When evaluating a vehicle fire suppression system, it is important to know what choices are available. The most fundamental decision to make is whether to opt for a stored pressure system, or a side-cartridge system.
On-board storage containers.
A stored pressure system holds both the fire-fighting agent and nitrogen that propels it through the distribution network in the same tank. On the down side, this type of system has a much greater likelihood of leaking through its pressure gauge, a fact which is amplified in situations where there is significant vibration.
This can be a major risk as it can lead to poor performance, or even system failure. However, in less demanding situations they can be sufficient.
Alternatively, side-cartridge systems store the nitrogen that acts as a propellant in a separate, sealed tank. This makes the entire system much more resistant to leaking, which is key to their robust nature.
These types of systems dominate in mining, forestry and other rough and tumble industries. If ruggedness is a concern, this type of system is the better choice.
Rubber hose is used to varying extents to create a fire suppression system’s distribution network. However, the more hose that is used, the more potential there is for wear and tear to compromise the system due to drying and cracking or even being cut.
Stainless steel tubing can replace much of the work hose does.
A fire suppression system with multiple heads for distribution of an agent throughout various areas of the machinery.
Not only does it last longer in a high-heat environment, it does not require extensive welding to install.
A “cleaner” looking finished product is not only more attractive, it serves the practical purpose of making it easier on technicians working in the engine compartment since it is less cluttered.
Beyond that, the stainless steel tubing doesn’t need to be replaced, at the end user’s expense, every few years like the hose does. Again, if ruggedness is a concern, tubing is superior to hose, especially when the cost of maintenance over time is taken into account.
Another design feature to look for is hinged nozzle caps. Not only do they keep debris from clogging the nozzle, they also negate the possibility of MSHA citations for missing blow off caps, a common inconvenience with a high price tag.
When considering the actual agent used in a fire suppression system, the main concern, beyond its ability to combat a fire, is the impact it has on the environment after discharge.
Due to its nature, liquid agent cannot be used below the freezing point without some chemical amendment. One chemical frequently used for this purpose is ethylene glycol (antifreeze). Though it gets the job done, it is deemed by OSHA to be a hazardous material.

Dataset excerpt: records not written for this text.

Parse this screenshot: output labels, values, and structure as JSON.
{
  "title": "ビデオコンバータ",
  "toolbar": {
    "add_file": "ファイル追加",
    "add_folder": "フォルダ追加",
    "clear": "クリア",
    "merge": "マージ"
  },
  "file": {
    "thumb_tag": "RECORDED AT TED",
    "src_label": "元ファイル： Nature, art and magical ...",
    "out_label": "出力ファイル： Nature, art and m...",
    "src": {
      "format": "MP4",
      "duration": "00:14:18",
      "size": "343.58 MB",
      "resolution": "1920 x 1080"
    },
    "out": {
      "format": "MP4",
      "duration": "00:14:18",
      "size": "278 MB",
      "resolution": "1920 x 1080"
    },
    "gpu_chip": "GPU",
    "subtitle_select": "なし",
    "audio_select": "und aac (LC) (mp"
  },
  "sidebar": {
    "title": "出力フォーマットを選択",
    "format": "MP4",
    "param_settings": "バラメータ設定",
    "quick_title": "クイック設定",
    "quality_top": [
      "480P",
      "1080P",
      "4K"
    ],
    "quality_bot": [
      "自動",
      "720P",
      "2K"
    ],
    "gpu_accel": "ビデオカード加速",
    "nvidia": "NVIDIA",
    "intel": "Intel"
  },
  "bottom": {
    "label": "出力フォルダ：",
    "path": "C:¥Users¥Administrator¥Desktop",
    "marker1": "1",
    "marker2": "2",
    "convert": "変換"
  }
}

Not all brands chose to utilize this harsh chemical as a result.
When shopping for a fire suppression system, if you plan to use a liquid agent as part of the solution, be sure to ask about this important factor.
Because it both cools hot surfaces and has a suppressing effect, utilizing a liquid agent for firefighting is sensible. However, when used instead of dry chemical, the tremendously fast suppressing ability of the A:B:C powder is lost. There is no reason for this compromise to be made.
As the standard of the vehicle fire suppression system market for nearly 50 years, dry chemical powder’s value has never wavered. Because it fills space in all three dimensions when discharged, it has the capacity to knock down flames wherever they may be in an engine compartment.
On the other hand, liquid agent requires direct application to the targeted area and it has to have an unobstructed “sight line” and be in close proximity, something which can be a challenge in a crowded engine compartment.
This physical constraint means that more nozzles are required to gain the same amount of coverage, which in turn means more agent is needed. The result is larger/more tanks. If space, weight or costs are a concern, an alternative to a liquid-only system should be considered.
Instead of focusing on the value of one of the two agent types, utilizing the two in concert is an effective approach to take.
When using a “dual agent” system, which has both a liquid and a dry chemical system deployed at the same time, the suppression of fire is fast and thorough and superheated engine surfaces are cooled significantly.
This latter fact is important because it dramatically reduces the likelihood of a reflash fire resulting from a surface which remains hotter than the flashpoint of a fuel that remains present.
Incorporating an engine shutdown function to limit the chances of fuel continuing to flow from compromised hose lines is always a wise choice regardless.
If the machinery being protected has large, hot-running diesel engines, especially if they are Tier 4 compliant, then a dual agent system warrants a close look.
*Information for this article provided by AFEX Fire Suppression Systems.